Problem to solve => Each line below that includes the word "favicon" is to be reported.
+++
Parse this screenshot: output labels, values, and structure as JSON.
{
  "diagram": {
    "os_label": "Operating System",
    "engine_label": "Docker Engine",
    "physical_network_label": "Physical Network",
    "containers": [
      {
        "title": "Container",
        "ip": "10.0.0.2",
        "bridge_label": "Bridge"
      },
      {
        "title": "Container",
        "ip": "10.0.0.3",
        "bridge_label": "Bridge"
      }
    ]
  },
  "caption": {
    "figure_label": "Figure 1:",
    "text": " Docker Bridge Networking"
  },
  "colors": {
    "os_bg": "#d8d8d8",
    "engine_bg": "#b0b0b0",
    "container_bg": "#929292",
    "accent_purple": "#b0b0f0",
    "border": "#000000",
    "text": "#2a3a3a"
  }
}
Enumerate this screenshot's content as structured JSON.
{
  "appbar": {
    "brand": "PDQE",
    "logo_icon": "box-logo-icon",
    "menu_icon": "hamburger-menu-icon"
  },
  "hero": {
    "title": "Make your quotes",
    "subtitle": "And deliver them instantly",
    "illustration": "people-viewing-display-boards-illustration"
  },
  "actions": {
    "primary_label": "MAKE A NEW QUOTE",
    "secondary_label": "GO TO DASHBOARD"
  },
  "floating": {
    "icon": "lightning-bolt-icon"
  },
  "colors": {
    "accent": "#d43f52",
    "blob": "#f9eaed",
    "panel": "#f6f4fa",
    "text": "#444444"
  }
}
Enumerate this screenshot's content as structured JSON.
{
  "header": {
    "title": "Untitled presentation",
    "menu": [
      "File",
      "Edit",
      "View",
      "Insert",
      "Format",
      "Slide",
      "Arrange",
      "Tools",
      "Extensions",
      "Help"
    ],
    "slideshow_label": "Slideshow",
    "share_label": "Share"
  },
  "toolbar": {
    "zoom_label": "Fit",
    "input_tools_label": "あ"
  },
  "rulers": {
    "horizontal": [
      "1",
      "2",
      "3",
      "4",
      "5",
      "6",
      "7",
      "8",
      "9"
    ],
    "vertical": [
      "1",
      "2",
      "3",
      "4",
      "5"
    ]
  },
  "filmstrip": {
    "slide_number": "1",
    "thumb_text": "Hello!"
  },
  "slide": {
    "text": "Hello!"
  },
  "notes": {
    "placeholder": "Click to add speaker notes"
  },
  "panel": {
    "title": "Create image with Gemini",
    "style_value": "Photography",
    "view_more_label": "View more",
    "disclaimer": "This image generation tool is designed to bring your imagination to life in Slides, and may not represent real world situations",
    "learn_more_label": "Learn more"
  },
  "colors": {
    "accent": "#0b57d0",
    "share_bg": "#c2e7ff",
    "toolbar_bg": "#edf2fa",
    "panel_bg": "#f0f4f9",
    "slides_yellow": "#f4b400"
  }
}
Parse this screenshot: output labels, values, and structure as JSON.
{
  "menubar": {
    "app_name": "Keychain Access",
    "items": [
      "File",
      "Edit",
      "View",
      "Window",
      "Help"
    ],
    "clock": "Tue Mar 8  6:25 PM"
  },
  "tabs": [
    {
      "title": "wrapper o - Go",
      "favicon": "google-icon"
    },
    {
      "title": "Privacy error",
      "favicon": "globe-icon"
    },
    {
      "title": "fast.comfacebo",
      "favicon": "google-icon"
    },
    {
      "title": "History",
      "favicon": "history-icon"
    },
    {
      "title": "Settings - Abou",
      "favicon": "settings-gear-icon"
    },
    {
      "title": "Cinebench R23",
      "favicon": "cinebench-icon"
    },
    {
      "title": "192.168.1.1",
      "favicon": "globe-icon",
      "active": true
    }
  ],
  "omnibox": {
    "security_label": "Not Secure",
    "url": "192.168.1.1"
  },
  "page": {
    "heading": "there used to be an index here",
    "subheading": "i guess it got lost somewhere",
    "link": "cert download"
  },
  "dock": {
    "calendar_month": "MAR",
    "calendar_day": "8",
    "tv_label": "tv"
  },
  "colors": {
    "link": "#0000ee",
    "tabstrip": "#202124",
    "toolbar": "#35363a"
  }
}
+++
Your solution =>
      "favicon": "google-icon"
      "favicon": "globe-icon"
      "favicon": "google-icon"
      "favicon": "history-icon"
      "favicon": "settings-gear-icon"
      "favicon": "cinebench-icon"
      "favicon": "globe-icon",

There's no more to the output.